Consistent Volunteering Works Best

Similarly, consistency is key! There are several different organizations and charities promoting one-off events to encourage volunteerism. Similarly, some schools mandate just a few hours of volunteer work to help kids get a taste of doing charitable work without overwhelming them. Unfortunately, these things do not lead to life-long volunteering. The top rated private schools know that volunteerism works best when it is consistent. Children who participate for an academic year or longer are much more likely to continue volunteering in the future. According to the Corporation for National and Community Service, “Students who report current or previous participation in a service-learning course that includes reflection, planning, and service that lasts at least one semester are 40% more likely than school-based service participants to say they are very likely to volunteer in the upcoming year.” Plus, “71% more likely than individuals who have never engaged in school-based service.”

Discussion and Reflection Promote Greater Engagement

Mandating volunteer hours for a grade is not the most effective way to do it. With only 29% of America’s youth volunteering across the country, it is best for schools to reflect on ways to support children’s efforts to volunteer and–most importantly–to support their continued efforts over time. One way to do to it is reflection. Private schools promote classroom discussions and reflective writing about volunteering experiences. This helps children digest why the activity is important, the impact it made and continues to make, and motivates them to continue making a difference in the future.

It’s a Team Effort

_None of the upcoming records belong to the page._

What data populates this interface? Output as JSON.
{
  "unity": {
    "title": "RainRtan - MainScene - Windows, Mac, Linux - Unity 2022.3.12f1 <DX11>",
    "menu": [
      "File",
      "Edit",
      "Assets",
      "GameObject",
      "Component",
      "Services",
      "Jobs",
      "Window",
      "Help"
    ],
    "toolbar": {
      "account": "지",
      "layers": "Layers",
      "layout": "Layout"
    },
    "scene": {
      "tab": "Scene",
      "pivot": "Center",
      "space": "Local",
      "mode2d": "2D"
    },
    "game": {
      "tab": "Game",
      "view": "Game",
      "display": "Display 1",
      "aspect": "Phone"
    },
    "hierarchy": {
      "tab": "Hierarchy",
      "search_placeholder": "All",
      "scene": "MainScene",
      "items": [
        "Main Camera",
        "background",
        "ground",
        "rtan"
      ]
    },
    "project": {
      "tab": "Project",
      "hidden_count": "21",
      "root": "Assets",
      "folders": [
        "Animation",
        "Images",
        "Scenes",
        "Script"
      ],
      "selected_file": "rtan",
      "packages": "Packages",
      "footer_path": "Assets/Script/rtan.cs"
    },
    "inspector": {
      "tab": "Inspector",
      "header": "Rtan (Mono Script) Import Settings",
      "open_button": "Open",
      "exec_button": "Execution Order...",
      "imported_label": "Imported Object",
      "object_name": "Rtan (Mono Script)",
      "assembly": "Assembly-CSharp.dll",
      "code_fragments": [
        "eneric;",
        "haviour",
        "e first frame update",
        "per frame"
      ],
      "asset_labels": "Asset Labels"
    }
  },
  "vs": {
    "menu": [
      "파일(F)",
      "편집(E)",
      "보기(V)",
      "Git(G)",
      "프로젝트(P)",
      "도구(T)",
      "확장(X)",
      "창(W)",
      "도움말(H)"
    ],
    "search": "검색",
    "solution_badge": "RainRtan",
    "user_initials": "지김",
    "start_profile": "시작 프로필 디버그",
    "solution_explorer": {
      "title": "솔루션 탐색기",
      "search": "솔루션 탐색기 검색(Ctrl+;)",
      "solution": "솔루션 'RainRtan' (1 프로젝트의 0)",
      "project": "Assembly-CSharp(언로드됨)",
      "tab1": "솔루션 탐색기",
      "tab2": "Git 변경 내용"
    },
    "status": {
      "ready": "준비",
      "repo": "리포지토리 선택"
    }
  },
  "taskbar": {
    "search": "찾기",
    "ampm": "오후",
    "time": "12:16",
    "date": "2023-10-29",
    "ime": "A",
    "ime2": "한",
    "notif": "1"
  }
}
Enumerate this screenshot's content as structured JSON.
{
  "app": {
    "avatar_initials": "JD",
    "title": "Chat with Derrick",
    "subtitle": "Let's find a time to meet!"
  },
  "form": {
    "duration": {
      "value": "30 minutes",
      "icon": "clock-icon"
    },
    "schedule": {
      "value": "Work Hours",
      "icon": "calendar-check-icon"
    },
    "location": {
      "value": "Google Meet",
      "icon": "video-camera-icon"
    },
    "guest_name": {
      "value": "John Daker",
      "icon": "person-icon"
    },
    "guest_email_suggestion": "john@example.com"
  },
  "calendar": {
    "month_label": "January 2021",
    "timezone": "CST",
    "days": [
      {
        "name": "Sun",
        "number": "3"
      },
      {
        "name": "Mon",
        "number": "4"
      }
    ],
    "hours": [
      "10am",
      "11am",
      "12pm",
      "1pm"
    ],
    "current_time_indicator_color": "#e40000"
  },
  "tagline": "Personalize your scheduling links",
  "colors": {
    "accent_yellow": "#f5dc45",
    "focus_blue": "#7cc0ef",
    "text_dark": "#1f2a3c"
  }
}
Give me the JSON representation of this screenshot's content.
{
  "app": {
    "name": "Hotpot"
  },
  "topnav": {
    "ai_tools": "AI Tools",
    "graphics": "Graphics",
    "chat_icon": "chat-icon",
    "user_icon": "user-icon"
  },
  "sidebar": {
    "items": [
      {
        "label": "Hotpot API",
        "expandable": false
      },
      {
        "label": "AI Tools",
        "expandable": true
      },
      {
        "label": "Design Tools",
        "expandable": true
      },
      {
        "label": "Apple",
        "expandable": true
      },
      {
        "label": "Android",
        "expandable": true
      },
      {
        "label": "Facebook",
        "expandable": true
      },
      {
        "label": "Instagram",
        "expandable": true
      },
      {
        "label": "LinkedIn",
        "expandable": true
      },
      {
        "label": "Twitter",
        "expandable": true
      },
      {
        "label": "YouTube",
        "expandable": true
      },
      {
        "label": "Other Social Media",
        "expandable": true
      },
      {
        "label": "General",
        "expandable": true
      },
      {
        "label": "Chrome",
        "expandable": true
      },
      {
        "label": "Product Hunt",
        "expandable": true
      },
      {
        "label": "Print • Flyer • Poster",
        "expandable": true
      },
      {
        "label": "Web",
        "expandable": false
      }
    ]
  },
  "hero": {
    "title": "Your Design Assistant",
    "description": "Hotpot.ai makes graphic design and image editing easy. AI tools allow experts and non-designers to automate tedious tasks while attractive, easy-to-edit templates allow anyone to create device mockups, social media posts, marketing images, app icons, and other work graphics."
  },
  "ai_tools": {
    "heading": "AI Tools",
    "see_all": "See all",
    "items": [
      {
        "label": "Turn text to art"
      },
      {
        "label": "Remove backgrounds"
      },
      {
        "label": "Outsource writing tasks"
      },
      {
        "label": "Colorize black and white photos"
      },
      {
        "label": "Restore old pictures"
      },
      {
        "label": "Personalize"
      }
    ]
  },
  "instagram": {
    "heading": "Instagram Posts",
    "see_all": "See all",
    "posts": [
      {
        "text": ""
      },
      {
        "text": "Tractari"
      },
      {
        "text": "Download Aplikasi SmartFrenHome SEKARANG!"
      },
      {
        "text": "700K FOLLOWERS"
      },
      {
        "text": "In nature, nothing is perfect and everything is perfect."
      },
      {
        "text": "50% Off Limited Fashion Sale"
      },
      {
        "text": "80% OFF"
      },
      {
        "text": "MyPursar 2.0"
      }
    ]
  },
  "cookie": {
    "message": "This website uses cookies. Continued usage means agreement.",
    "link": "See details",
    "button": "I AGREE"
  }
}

In fact, it’s a multi-generational one. Study after study shows that children and teens are significantly more likely to volunteer if their teachers and parents do. That means that promoting volunteerism that involves or can involve parents, teachers, and kids works best. Kids want to be like parents and teachers they admire. Seeing parents and teachers take part in charity work encourages them to do the same. Again, this serves to normalize the behavior and help develop and hone the long-term habit, promoting the idea that volunteering is an everyday thing that people do.

Another way to boost volunteerism rates is to make sure kids participate together. Kids want to make friends and do things with their friends. Organizing volunteer activities that are also group activities increases participation. The top rated private schools know this and take advantage of this, putting together group volunteer activities and discussing and reflecting on these activities as a group as well.

Volunteering Boosts Academic Performance

That’s right. Volunteering increases students’ engagement in the classroom. Students who volunteer participate more, listen more attentively, and in most cases perform better academically. Although it can be a bit difficult and too subjective to pinpoint the exact reasons, kids who volunteer are more likely to feel as if they make a difference to their community–and can continue doing it.

The top rated private schools
know that volunteerism is an opportunity for growth, socialization, and engagement. Enroll your children in a school that appreciates and carefully cultivates everything that volunteering can do for them.